WHAT IS EXPECTED:
Only a number is expected in reply: the number of lines below that include the word "cart".

/---

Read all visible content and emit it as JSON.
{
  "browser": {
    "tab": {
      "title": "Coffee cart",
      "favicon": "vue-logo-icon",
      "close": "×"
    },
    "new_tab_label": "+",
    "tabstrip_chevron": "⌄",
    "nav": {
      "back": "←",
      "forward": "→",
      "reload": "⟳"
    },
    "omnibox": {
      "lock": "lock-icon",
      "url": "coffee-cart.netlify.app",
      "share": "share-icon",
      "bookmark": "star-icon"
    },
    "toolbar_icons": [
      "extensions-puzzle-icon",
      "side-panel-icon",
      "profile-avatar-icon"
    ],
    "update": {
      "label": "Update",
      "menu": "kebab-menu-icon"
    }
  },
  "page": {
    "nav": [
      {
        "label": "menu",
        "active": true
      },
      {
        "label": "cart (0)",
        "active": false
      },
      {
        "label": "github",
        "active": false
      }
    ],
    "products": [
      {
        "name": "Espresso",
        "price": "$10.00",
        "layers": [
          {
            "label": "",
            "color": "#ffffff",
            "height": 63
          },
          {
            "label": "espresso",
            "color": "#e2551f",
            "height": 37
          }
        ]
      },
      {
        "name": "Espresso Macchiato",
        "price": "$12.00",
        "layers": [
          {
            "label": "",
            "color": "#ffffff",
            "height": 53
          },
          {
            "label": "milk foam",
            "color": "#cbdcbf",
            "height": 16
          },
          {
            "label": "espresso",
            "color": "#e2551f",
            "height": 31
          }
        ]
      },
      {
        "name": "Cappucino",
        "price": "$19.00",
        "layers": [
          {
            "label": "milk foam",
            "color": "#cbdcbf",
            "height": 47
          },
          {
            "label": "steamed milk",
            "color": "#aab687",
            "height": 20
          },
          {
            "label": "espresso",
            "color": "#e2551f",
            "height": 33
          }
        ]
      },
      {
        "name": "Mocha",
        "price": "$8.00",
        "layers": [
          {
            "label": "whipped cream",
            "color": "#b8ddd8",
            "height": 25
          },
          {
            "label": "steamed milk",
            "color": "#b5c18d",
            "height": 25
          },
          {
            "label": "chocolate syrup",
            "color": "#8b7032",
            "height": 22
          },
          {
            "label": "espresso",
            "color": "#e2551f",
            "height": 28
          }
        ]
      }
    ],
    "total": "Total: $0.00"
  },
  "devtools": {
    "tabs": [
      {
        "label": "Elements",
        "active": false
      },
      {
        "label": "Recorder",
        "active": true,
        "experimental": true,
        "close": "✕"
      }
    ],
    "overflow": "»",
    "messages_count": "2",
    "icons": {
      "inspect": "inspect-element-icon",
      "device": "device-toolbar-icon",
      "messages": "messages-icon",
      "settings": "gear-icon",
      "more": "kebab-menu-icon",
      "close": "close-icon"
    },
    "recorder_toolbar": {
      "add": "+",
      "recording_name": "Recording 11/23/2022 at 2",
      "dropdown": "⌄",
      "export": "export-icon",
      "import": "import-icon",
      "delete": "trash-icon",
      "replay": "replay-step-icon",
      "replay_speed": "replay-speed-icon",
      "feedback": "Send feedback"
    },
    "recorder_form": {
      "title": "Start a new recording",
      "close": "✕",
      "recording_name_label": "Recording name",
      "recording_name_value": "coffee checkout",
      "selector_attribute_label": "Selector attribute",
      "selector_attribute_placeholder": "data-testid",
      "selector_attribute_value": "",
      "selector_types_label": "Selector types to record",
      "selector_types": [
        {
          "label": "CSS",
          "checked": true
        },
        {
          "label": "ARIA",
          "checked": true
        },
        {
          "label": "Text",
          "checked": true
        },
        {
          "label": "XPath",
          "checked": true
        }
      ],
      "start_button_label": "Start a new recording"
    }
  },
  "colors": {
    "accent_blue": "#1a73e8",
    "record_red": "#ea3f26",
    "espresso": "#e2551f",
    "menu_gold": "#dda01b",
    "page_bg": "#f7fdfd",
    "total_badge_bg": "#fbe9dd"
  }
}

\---

RESPONSE:
3